SS: Are you a proponent of cooking school?
JC: I think it’s terribly valuable. If you just do restaurant work, you’re going to miss parts of the curriculum. I would start out working in restaurants and then I would go over to France to go to La Varenne or to the Cordon Bleu and then I’d work there and then I’d go to Lenotre which is pastry and charcuterie and then I’d come back here and try to work with the best people available. It’s at least a ten-year discipline, probably more. It’s a fun profession because it’s like a big family, practically.
SS: Do you read restaurant reviews?
Julia: I don’t get the newspaper as much as I’d like to. I have too much work at this point. I like to read The New York Times, of course. And they review a lot of restaurants that I’ll probably never go to. But I think that they’re tremendously valuable, particularly in New York. They can kill a restaurant with a bad review and certainly, if you get a good one, people rush to you. Craig Claiborne really made restaurant reviews respectable to me.
SS: You can certainly be credited with encouraging a food revolution in the United States. Who else do you credit?
JC: I just happened to be the right person at the right time with the right training, but I have been far surpassed by our young people now. People are reading about the great chefs who are practicing now and they have great influence. Just think of all the great chefs in Boston and in New York. It’s hard to pinpoint anyone.
SS: These same chefs are writing cookbooks in droves, do you think it’s valuable?
JC: Anything is good that advances the profession. A lot of chefs cookbooks are really more for professionals to read unless they are written with someone who is a home cook. I think it’s a difficult genre because if it’s too technical, the home cook is turned off, and if it’s too namby-pamby, the serious cook doesn’t like it. It’s a fine line.
SS: I know that you’re not fond of noise, but do you have any other pet peeves?
JC: I don’t like it when food is piled high on the plate. I like light. I don’t like it when you can’t see the food. If I can’t see the food, I don’t want to eat it. Why is there all this darkness? If you go to a good French restaurant in France, you can see everything.
SS: When you lived in France, did you eat out a lot?
JC: Yes, we did. It was such fun. The food was fun and it was good. We loved eating out when we were there because there was such a choice. And I think living in New York there is so much choice, more so than Boston. In Boston, there are no more than a dozen.
SS: Do you think it’s good to take children out to eat in restaurants?

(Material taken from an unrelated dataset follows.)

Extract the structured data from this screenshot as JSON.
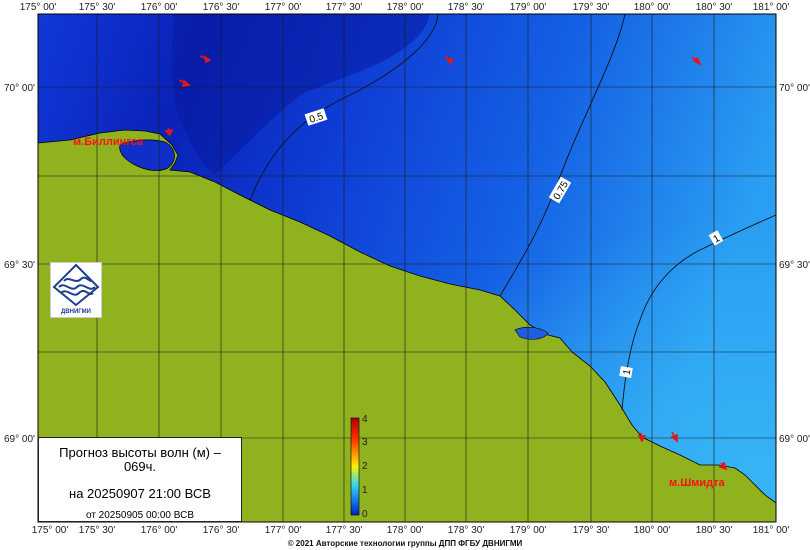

JC: It’s essential that children know how to eat in restaurants. It’s terribly important. They should be taken to good restaurants and not just hamburger joints. I think it’s essential that they know what good food is supposed to taste like. If they just have a diet of pizza, hamburgers, and hot dogs, they don’t know nuttin’. Nor do they know how to act in restaurants. It’s of prime importance.

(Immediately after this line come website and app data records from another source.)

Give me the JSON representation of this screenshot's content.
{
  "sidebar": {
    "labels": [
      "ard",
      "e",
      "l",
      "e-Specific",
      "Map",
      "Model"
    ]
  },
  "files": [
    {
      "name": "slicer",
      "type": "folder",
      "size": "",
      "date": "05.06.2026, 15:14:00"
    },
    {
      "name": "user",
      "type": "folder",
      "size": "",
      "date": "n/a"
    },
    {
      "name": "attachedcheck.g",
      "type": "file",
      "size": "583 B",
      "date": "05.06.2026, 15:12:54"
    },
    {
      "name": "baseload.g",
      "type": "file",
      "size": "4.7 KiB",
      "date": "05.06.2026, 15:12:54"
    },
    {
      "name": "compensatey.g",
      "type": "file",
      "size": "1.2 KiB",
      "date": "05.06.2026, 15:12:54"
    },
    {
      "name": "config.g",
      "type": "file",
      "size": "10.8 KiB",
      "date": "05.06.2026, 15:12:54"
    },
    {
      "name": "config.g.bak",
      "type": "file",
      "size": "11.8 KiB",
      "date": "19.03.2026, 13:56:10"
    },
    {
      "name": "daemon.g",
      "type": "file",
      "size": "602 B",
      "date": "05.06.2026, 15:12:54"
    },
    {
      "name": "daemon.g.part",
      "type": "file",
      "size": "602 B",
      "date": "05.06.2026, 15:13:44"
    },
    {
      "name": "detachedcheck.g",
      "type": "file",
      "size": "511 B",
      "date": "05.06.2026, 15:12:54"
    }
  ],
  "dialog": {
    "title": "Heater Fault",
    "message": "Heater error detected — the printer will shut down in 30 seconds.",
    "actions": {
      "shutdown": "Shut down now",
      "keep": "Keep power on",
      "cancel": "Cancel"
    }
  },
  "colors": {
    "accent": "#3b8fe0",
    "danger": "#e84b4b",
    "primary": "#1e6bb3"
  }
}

We hope you enjoyed reading Sally’s questions and Julia’s answers! If you’d like to learn more about Julia Child, our friends over at Bravery Magazine recently published a magazine all about her. It includes stories about Julia Child’s life and lots of fun activities for kids (and adults, too!) that relate to food, cooking, and trying new things.

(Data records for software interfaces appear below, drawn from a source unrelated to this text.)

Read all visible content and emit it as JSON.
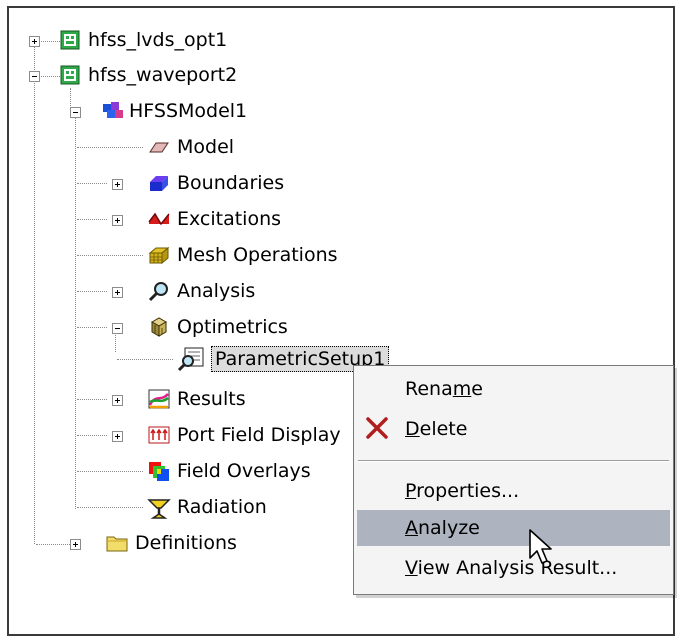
{
  "tree": {
    "projects": [
      {
        "label": "hfss_lvds_opt1",
        "expanded": false
      },
      {
        "label": "hfss_waveport2",
        "expanded": true
      }
    ],
    "design": "HFSSModel1",
    "items": {
      "model": "Model",
      "boundaries": "Boundaries",
      "excitations": "Excitations",
      "mesh": "Mesh Operations",
      "analysis": "Analysis",
      "optimetrics": "Optimetrics",
      "parametric": "ParametricSetup1",
      "results": "Results",
      "portfield": "Port Field Display",
      "overlays": "Field Overlays",
      "radiation": "Radiation"
    },
    "definitions": "Definitions"
  },
  "context_menu": {
    "rename": {
      "pre": "Rena",
      "u": "m",
      "post": "e"
    },
    "delete": {
      "pre": "",
      "u": "D",
      "post": "elete"
    },
    "properties": {
      "pre": "",
      "u": "P",
      "post": "roperties..."
    },
    "analyze": {
      "pre": "",
      "u": "A",
      "post": "nalyze"
    },
    "view": {
      "pre": "",
      "u": "V",
      "post": "iew Analysis Result..."
    },
    "hovered": "Analyze"
  },
  "colors": {
    "menu_hover": "#aeb4bf",
    "selection": "#dcdcdc",
    "delete_icon": "#b01e1e"
  }
}
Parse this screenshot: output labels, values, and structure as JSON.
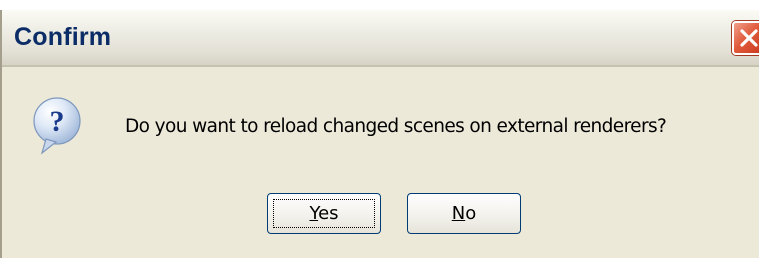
{
  "dialog": {
    "title": "Confirm",
    "message": "Do you want to reload changed scenes on external renderers?",
    "icon": "question-icon",
    "accent": "#0b2c66",
    "buttons": {
      "yes": {
        "mnemonic": "Y",
        "rest": "es"
      },
      "no": {
        "mnemonic": "N",
        "rest": "o"
      }
    }
  }
}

Interested in cooking up some French dishes as a family to celebrate Julia Child’s birthday? Cook up our Sweet Galette, Savory Galette, French Cassoulet, Salad Nicoise, Tuna Pan Bagnat, French Carrot Salad, or Omelet.